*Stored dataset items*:
====================
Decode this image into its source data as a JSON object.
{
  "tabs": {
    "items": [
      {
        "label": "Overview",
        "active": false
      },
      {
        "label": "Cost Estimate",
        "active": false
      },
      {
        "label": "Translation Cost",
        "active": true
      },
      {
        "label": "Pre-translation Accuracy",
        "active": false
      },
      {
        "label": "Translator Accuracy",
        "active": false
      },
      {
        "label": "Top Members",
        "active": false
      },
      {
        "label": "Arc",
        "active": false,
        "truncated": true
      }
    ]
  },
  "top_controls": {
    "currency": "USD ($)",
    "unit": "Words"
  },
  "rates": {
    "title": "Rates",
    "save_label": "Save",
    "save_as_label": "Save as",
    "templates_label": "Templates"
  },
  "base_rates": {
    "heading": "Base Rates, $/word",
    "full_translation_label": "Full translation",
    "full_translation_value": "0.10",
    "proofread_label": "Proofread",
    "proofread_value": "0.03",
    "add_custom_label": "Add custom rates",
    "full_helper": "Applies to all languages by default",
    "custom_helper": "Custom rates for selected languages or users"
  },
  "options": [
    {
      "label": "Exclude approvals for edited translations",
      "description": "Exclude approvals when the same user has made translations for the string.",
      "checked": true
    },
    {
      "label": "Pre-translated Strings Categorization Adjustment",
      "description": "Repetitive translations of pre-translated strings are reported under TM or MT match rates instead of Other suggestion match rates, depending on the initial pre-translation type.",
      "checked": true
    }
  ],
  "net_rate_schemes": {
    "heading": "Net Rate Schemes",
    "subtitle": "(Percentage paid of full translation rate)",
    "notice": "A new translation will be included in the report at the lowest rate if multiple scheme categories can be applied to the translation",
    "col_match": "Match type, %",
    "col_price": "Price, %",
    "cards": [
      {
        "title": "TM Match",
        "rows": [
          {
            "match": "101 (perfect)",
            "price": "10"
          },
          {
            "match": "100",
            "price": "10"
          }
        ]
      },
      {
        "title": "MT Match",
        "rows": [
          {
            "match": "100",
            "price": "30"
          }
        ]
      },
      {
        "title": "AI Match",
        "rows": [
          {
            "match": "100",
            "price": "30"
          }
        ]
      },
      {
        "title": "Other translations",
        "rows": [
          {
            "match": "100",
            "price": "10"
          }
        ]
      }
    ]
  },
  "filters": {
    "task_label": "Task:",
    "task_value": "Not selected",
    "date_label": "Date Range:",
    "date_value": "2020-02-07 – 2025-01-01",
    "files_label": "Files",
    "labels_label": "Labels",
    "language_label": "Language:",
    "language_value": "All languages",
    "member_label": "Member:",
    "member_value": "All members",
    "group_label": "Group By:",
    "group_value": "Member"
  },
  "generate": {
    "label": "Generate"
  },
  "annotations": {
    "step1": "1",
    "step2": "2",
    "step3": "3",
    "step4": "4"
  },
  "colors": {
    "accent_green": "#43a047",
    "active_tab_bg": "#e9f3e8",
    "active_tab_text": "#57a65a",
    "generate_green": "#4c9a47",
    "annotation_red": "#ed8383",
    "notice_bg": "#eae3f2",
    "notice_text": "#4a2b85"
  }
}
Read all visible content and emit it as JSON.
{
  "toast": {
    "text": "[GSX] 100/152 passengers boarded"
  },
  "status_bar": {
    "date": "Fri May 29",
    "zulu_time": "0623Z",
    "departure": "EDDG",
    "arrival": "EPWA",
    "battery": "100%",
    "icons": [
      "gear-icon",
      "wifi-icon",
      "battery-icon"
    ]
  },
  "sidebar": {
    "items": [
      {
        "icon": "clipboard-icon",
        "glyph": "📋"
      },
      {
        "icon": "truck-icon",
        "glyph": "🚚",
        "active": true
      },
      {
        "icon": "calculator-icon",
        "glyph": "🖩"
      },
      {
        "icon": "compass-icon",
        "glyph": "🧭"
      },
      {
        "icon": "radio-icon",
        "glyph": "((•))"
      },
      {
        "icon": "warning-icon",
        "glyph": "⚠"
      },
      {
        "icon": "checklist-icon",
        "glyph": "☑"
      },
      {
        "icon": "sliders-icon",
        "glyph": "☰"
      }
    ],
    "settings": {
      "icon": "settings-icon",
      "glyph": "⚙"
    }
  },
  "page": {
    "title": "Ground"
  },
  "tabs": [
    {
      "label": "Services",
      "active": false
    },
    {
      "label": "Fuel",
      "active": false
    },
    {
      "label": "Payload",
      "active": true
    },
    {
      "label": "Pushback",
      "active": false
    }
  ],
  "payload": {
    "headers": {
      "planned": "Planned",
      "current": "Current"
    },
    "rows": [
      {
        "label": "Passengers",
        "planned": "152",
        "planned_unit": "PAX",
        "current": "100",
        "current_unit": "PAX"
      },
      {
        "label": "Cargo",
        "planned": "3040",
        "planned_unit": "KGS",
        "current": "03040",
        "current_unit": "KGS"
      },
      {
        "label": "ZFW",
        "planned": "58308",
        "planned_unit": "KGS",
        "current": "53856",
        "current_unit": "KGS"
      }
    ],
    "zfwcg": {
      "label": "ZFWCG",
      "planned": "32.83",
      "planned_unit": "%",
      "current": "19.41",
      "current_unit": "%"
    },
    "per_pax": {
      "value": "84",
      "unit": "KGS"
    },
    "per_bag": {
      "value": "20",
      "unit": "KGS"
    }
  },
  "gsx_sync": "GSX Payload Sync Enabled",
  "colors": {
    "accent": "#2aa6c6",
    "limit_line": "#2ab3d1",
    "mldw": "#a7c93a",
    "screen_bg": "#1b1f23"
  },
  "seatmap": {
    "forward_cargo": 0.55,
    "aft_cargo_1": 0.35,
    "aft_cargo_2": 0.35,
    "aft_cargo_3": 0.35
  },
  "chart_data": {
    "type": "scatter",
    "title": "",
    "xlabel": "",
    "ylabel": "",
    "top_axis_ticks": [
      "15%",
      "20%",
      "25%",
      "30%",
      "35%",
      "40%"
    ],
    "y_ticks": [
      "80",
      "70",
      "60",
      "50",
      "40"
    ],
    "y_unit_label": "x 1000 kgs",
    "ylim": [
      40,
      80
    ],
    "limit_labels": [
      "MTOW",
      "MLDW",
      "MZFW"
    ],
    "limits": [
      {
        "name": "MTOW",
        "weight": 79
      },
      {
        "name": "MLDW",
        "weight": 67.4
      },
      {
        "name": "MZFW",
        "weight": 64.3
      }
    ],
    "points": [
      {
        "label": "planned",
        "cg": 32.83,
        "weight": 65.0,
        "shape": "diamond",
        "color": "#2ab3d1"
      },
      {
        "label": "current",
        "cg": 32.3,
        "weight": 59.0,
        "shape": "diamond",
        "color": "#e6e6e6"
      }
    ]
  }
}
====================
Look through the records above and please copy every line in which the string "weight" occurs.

        "weight": 79
        "weight": 67.4
        "weight": 64.3
        "weight": 65.0,
        "weight": 59.0,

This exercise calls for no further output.